Glen Report 35-25: Product Review DBCO

In recent years, one type of Click Chemistry called  Strain-Promoted Azide-Alkyne Cycloaddition (SPAAC)1 has become particularly popular. The conjugation reaction is relatively fast, selective, and compatible with biological environments. The reaction involves an azide and a strained alkyne to form a stable 1,2,3-trieat to using them is that iodine oxidizer and DBCO are not compatible, which necessitates the use of our mild oxidizing agent, CSO, instead. For a 5′ addition, only one cycle of CSO oxidation is required whereas for a 3′ or internal insertion, CSO oxidation will be required throughout the whole synthesis. For those who would like to avoid the use of CSO, we also offer an NHS ester (Figure 2) that will label any amino modifier group post oligonucleotide deprotection. For example, one can  pair the NHS ester with 5′-Amino-Modifier TEG CE- Phosphoramidite or Amino-Modifier C6 dT (Figure 2) azole linkage (Figure 1), and the strained alkyne is the key chemical group that makes it all possible. 

Figure 1

Figure 1. SPAAC with the strained alkyne DBCO

Alkynes are ideally linear, and when they are incorporated into cyclic analogs, particularly smaller ones, the alkyne will have angle strain. While linear alkynes require toxic copper catalysts to facilitate conjugation, strained alkynes will spontaneously react. The formation of the triazole ring converts the higher energy, strained alkyne to an alkene, thereby relieving the ring strain.

We offer dibenzocyclooctyne, DBCO, as a modification for facilitating SPAAC with oligonucleotides. There are three phosphoramidites: 5′-DBCO-TEG Phosphoramidite, DBCO-dT-CE Phosphoramidite, and DBCO-Serinol Phosphoramidite for 5′, internal, and general oligonucleotide labeling, respectively (Figure 2).  These products work great.
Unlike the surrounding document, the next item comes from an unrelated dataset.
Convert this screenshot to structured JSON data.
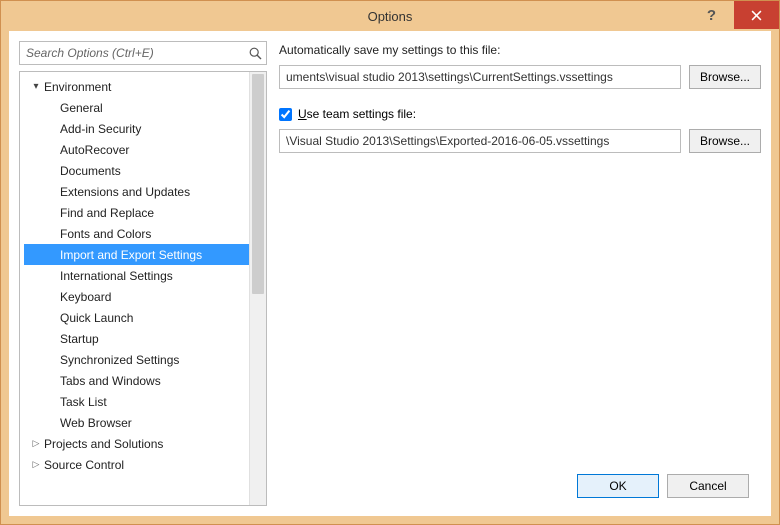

The only cav to give the same exact structures obtained from two of the three DBCO phosphoramidites.

Figure 2

Figure 2. DBCO products and possible amino-modifier precursors

Our DBCO products have been successfully used in a wide range of investigations. In one project, DBCO facilitated the labeling of catalase enzymes with oligonucleotides for protein-protein and protein-gold nanoparticle superlattice formation.2 Another group of researchers used DBCO to attach an RNA adaptor sequence to an mRNA 5′-cap to enable nanopore sequencing of full-length mRNA sequences.3 In a third study, DBCO allowed antisense oligonucleotides to be attached to monoclonal antibodies for leukemia-targeting.4 The resulting antibody-drug conjugate was effective in both in vitro and in vivo mouse model experiments. Finally, DBCO facilitated the engraftment of proteins onto modular DNA scaffolds for the analysis of protein-protein interactions at single-molecule resolution.5

For those considering conjugations and bioconjugations, SPAAC and DBCO should be one approach worthy of strong consideration.

Product Information

Conjugation using Click Chemistry